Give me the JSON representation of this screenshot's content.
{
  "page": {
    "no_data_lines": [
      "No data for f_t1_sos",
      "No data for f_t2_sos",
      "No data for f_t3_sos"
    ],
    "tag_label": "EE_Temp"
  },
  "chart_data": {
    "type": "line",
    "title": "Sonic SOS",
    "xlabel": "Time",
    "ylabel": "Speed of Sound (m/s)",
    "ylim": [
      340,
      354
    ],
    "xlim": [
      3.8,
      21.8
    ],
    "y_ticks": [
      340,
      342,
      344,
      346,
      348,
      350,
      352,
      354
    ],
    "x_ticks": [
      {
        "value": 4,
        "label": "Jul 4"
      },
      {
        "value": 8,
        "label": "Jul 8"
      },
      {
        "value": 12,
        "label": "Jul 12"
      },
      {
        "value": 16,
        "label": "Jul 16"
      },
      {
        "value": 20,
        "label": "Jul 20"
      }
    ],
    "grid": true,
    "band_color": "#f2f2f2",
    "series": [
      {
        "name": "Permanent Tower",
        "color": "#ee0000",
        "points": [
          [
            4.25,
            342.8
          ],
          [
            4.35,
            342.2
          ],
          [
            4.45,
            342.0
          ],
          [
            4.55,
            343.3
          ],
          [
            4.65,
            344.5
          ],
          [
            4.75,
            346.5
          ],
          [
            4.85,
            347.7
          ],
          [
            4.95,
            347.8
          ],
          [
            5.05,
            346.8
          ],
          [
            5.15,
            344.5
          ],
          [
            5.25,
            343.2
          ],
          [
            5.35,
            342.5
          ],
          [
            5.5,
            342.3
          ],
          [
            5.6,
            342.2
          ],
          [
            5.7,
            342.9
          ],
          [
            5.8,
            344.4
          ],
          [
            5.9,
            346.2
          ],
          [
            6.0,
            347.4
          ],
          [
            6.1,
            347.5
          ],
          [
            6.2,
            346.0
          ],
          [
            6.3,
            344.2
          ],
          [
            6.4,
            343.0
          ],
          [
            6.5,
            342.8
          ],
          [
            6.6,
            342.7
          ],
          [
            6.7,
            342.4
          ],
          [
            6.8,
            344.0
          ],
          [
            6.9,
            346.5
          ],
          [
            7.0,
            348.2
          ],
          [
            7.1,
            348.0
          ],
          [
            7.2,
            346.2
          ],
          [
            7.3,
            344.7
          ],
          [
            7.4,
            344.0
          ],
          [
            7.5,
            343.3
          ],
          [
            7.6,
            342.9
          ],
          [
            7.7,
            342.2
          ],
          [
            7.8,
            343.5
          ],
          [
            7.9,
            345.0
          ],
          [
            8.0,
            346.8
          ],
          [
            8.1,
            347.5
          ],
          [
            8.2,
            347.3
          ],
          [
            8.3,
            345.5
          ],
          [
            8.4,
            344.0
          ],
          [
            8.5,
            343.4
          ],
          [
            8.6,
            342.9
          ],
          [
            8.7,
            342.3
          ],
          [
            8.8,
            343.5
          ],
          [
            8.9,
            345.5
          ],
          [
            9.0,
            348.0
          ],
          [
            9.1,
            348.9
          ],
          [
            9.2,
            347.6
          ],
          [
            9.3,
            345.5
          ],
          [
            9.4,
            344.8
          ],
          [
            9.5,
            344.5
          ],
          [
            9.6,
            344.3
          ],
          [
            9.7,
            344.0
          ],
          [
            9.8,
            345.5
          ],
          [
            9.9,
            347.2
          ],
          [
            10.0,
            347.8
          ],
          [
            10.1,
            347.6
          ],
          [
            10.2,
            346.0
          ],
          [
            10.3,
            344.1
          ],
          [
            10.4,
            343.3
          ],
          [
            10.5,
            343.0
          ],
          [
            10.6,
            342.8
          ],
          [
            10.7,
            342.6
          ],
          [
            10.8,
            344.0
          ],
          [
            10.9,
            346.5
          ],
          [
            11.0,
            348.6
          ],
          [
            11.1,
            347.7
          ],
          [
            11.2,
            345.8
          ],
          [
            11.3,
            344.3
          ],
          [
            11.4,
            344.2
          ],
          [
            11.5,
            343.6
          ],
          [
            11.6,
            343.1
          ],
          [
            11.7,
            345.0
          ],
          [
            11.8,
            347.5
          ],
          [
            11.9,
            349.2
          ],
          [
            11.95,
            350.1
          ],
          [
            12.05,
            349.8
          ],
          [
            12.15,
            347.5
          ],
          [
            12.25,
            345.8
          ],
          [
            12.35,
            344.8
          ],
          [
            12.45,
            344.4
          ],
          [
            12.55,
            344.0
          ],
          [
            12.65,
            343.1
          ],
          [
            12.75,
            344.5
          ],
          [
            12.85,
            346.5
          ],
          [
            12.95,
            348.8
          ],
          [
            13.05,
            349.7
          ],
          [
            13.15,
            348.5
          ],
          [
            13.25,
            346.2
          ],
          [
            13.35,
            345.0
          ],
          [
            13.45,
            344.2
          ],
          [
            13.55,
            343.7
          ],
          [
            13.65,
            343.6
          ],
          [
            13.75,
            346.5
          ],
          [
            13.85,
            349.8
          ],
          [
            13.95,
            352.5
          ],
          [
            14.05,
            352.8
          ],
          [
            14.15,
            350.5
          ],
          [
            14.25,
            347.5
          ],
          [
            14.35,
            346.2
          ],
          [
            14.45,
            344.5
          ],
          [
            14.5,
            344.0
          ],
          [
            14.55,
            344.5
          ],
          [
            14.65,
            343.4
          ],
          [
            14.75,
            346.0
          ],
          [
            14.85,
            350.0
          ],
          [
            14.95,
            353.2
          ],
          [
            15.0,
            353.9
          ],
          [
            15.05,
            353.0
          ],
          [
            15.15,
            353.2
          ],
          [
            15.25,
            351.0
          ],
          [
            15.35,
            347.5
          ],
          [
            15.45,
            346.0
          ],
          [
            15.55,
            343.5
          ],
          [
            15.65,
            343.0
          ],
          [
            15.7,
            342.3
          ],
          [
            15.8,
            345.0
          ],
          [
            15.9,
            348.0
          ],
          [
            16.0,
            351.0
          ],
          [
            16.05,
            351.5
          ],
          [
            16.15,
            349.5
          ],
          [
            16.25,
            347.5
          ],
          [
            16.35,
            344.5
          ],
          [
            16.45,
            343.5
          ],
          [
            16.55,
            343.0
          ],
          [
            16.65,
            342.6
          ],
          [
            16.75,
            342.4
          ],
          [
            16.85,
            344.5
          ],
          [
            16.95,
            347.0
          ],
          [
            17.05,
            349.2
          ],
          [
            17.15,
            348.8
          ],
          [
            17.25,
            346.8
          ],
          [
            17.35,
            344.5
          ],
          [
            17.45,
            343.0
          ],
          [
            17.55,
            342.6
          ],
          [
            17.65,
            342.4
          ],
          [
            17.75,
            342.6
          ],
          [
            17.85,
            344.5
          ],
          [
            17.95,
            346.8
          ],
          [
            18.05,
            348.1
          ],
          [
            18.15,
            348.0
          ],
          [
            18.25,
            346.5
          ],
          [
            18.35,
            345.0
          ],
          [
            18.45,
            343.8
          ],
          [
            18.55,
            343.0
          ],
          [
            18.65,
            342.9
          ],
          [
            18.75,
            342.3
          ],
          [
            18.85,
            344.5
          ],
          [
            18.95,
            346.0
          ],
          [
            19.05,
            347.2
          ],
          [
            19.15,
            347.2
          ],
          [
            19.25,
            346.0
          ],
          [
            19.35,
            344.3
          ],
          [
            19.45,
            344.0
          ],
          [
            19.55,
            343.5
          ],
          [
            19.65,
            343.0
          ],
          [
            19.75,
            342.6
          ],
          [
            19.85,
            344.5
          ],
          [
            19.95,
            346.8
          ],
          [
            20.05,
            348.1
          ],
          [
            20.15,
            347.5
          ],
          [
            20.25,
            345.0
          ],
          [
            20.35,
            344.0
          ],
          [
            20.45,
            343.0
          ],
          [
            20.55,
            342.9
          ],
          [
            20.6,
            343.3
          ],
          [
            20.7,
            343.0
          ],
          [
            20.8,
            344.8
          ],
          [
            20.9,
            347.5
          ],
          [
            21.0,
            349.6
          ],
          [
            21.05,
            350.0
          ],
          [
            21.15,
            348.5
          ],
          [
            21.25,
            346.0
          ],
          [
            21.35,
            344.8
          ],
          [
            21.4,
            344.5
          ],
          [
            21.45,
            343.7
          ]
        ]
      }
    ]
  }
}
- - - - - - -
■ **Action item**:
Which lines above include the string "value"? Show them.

■ **Response to the exercise**:
        "value": 4,
        "value": 8,
        "value": 12,
        "value": 16,
        "value": 20,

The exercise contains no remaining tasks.